DATA EXTRACTS: Begin
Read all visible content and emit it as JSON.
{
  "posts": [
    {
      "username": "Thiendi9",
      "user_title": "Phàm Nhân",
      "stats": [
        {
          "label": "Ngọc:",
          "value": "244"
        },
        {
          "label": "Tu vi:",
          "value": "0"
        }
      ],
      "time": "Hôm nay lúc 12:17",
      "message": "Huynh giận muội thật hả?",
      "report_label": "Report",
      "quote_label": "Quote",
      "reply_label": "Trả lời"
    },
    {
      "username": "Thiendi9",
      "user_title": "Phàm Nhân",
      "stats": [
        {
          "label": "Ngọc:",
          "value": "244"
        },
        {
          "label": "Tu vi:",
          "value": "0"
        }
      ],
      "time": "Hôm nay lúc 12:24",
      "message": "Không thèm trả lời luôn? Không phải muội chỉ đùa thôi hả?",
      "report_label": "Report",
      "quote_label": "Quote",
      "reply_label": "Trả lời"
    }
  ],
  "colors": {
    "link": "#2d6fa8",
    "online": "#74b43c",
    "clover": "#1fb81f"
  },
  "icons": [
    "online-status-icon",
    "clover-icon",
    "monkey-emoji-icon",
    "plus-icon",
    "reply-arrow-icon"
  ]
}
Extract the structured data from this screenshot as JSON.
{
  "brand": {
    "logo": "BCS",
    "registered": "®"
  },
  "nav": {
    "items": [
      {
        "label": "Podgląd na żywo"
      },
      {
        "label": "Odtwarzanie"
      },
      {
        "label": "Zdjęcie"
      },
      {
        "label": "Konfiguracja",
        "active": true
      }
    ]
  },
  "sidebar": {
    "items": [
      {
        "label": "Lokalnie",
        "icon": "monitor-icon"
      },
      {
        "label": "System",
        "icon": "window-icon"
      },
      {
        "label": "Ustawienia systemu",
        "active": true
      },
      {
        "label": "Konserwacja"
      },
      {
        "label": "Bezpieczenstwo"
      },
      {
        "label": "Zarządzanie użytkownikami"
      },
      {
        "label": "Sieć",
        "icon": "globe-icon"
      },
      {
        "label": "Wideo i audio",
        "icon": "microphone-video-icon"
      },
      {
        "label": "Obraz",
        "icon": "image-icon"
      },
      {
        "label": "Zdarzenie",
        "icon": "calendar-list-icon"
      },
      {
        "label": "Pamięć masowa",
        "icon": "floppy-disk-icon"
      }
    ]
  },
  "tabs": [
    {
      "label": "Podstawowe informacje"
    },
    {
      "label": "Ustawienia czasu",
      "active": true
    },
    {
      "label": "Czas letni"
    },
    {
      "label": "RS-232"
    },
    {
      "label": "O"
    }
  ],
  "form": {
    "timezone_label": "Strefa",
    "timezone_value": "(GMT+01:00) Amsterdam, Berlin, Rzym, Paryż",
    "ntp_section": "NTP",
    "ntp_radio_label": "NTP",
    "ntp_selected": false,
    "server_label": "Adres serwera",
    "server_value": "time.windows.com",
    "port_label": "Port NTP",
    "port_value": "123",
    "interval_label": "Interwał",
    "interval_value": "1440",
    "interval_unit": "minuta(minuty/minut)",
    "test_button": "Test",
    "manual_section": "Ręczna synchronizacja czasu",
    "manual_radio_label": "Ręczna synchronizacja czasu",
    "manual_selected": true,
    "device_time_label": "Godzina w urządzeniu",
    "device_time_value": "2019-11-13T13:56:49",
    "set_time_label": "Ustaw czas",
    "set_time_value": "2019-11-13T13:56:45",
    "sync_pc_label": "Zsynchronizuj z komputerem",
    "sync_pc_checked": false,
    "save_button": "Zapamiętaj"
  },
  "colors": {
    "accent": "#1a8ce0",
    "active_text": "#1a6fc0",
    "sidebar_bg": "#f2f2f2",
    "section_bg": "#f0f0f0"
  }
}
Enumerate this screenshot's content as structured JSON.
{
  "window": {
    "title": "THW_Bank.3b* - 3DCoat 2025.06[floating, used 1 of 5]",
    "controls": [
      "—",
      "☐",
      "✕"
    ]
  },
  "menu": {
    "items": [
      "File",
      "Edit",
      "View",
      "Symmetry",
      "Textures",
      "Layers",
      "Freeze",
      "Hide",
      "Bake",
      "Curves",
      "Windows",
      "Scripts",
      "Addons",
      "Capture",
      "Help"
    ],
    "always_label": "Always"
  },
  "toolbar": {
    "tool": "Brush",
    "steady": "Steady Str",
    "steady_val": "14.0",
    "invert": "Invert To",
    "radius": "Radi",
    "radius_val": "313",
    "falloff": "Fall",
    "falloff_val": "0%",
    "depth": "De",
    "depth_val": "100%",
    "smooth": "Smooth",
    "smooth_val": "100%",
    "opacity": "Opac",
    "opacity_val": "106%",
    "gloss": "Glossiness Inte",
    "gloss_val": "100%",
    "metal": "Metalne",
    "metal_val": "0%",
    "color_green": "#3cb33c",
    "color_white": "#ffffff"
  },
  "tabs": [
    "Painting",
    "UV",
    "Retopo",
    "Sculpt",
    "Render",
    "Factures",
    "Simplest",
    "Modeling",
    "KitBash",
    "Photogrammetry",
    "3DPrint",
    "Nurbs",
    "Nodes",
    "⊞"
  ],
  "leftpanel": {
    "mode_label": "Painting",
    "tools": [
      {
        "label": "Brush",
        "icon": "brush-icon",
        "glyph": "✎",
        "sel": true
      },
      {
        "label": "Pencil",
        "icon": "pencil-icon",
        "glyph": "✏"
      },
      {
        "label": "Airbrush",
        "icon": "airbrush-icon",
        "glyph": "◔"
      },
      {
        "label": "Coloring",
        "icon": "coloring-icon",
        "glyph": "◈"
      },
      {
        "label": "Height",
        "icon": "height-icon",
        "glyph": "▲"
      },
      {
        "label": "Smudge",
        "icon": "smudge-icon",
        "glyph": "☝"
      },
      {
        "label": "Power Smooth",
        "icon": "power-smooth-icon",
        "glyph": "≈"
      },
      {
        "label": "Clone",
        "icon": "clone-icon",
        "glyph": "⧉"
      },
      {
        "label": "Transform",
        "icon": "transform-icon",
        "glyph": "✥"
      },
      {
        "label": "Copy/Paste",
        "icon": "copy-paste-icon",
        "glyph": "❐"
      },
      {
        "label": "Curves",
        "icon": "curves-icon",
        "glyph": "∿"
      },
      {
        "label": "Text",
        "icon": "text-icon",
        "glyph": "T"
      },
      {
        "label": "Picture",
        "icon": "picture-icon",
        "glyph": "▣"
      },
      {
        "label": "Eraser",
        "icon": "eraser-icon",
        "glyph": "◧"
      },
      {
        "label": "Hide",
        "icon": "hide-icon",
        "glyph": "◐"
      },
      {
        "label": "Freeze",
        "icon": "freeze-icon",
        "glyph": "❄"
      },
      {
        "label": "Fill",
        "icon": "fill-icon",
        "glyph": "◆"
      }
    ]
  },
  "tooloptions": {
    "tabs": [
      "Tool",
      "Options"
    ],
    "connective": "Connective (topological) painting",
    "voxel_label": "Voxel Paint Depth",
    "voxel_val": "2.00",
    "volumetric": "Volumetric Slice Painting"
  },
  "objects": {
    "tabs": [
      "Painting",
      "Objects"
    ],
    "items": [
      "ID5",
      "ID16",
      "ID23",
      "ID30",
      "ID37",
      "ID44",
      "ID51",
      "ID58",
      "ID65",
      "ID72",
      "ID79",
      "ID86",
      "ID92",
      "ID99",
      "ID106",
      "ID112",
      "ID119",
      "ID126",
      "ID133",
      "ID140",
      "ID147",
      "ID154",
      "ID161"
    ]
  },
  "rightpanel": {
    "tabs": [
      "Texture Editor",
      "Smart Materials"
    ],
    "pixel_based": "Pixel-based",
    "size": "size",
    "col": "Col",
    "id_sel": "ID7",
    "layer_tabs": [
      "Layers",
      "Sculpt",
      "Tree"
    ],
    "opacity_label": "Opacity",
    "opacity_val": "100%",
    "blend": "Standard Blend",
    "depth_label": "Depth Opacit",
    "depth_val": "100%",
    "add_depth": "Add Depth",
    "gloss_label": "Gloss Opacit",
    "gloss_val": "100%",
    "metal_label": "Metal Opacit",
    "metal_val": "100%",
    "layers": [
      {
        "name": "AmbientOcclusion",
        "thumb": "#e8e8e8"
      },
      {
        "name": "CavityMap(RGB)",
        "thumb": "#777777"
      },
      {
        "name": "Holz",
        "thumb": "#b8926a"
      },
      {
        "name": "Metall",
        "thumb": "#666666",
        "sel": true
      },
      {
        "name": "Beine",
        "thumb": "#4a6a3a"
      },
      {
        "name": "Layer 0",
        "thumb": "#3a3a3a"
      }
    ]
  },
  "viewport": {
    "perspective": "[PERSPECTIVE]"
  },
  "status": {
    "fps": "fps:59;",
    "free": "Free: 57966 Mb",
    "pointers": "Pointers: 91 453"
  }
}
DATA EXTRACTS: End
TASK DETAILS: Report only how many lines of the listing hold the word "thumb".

SOLUTION TO THIS TASK: 6